In a series of cases culminating in the decision of United States v. Von's Grocery Co. in May 1966, the Supreme Court seems to have embraced a more and more rigidly mathematical approach to the enforcement of the Celler-Kefauver Anti-Merger Act of 1950. In this case no misbehavior on the part of the defendant (or of anyone else) was charged. The attack went not to conduct but solely to industry structure. The illegality was found by the court to rest heavily on certain statistical trends which it believed constituted an increase in "economic concentration" in the Los Angeles grocery market. In this industry and others, it seems in short that there has been a strange sort of gap between the facts, and the cognition of those facts on the part of the judges and others charged with interpreting and enforcing the law. The facts are there, available to public knowledge. But a majority of the justices have continued to harbor a mental picture of the problem which is inconsistent with those facts.

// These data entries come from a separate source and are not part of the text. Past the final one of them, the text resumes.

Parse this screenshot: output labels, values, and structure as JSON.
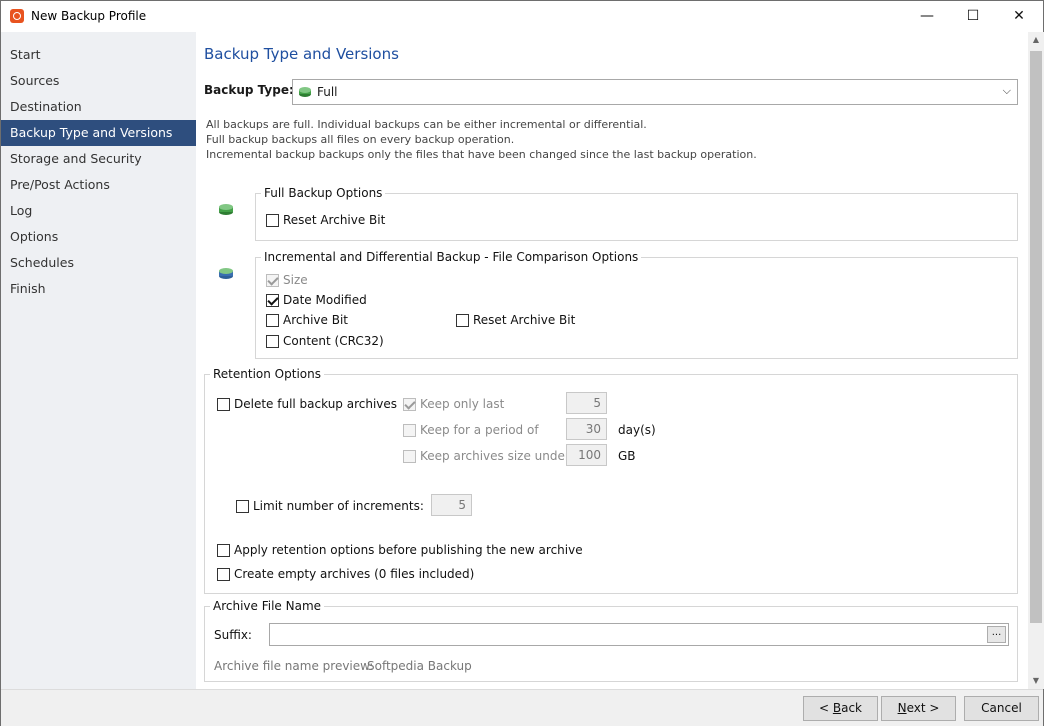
{
  "window": {
    "title": "New Backup Profile",
    "minimize_glyph": "—",
    "maximize_glyph": "☐",
    "close_glyph": "✕"
  },
  "sidebar": {
    "items": [
      {
        "label": "Start"
      },
      {
        "label": "Sources"
      },
      {
        "label": "Destination"
      },
      {
        "label": "Backup Type and Versions",
        "active": true
      },
      {
        "label": "Storage and Security"
      },
      {
        "label": "Pre/Post Actions"
      },
      {
        "label": "Log"
      },
      {
        "label": "Options"
      },
      {
        "label": "Schedules"
      },
      {
        "label": "Finish"
      }
    ]
  },
  "main": {
    "heading": "Backup Type and Versions",
    "backup_type_label": "Backup Type:",
    "backup_type_value": "Full",
    "descriptions": [
      "All backups are full. Individual backups can be either incremental or differential.",
      "Full backup backups all files on every backup operation.",
      "Incremental backup backups only the files that have been changed since the last backup operation."
    ],
    "full_options": {
      "title": "Full Backup Options",
      "reset_archive_bit": {
        "label": "Reset Archive Bit",
        "checked": false
      }
    },
    "incremental_options": {
      "title": "Incremental and Differential Backup - File Comparison Options",
      "size": {
        "label": "Size",
        "checked": true,
        "disabled": true
      },
      "date_modified": {
        "label": "Date Modified",
        "checked": true
      },
      "archive_bit": {
        "label": "Archive Bit",
        "checked": false
      },
      "reset_archive_bit": {
        "label": "Reset Archive Bit",
        "checked": false
      },
      "content": {
        "label": "Content (CRC32)",
        "checked": false
      }
    },
    "retention": {
      "title": "Retention Options",
      "delete_full": {
        "label": "Delete full backup archives",
        "checked": false
      },
      "keep_only_last": {
        "label": "Keep only last",
        "value": "5"
      },
      "keep_period": {
        "label": "Keep for a period of",
        "value": "30",
        "unit": "day(s)"
      },
      "keep_size": {
        "label": "Keep archives size under",
        "value": "100",
        "unit": "GB"
      },
      "limit_increments": {
        "label": "Limit number of increments:",
        "value": "5"
      },
      "apply_before": {
        "label": "Apply retention options before publishing the new archive"
      },
      "create_empty": {
        "label": "Create empty archives (0 files included)"
      }
    },
    "archive_name": {
      "title": "Archive File Name",
      "suffix_label": "Suffix:",
      "suffix_value": "",
      "browse_label": "...",
      "preview_label": "Archive file name preview:",
      "preview_value": "Softpedia Backup"
    }
  },
  "footer": {
    "back": {
      "mnemonic": "B",
      "rest": "ack",
      "prefix": "< "
    },
    "next": {
      "mnemonic": "N",
      "rest": "ext >"
    },
    "cancel": "Cancel"
  },
  "colors": {
    "active_nav": "#2e4e7e",
    "heading": "#1f4fa0",
    "green_icon": "#4caf50",
    "blue_icon": "#3a6fb0"
  },
  "icons": {
    "full_backup": "green-stack-icon",
    "incremental_backup": "green-blue-stack-icon"
  }
}
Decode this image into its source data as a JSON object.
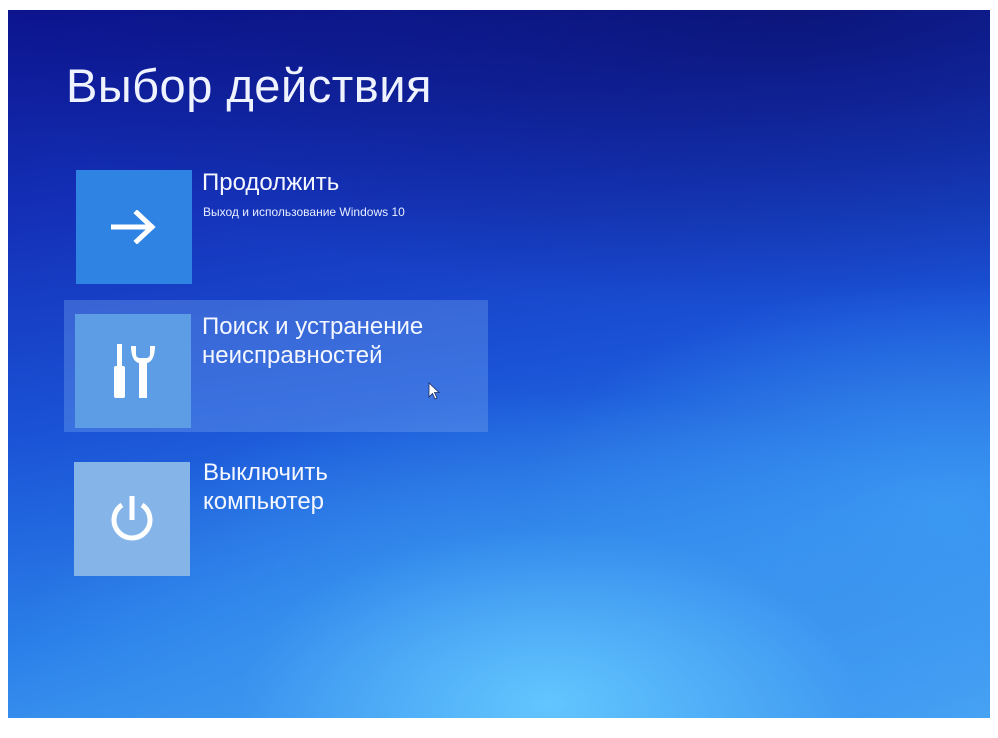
{
  "screen": {
    "title": "Выбор действия"
  },
  "options": [
    {
      "id": "continue",
      "label": "Продолжить",
      "description": "Выход и использование Windows 10",
      "icon": "arrow-right-icon"
    },
    {
      "id": "troubleshoot",
      "label_line1": "Поиск и устранение",
      "label_line2": "неисправностей",
      "icon": "tools-icon",
      "highlighted": true
    },
    {
      "id": "shutdown",
      "label_line1": "Выключить",
      "label_line2": "компьютер",
      "icon": "power-icon"
    }
  ],
  "colors": {
    "background_top": "#0c148f",
    "background_bottom": "#4aa7f4",
    "tile_continue": "#2f84e3",
    "tile_troubleshoot": "#5d9de6",
    "tile_shutdown": "#85b5e8",
    "text": "#f4f7ff"
  }
}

Kirkley S. Coulter,
The Information Gap in Antitrust Enforcement,
46 Neb. L. Rev. 630
Available at: http://digitalcommons.unl.edu/nlr/vol46/iss3/5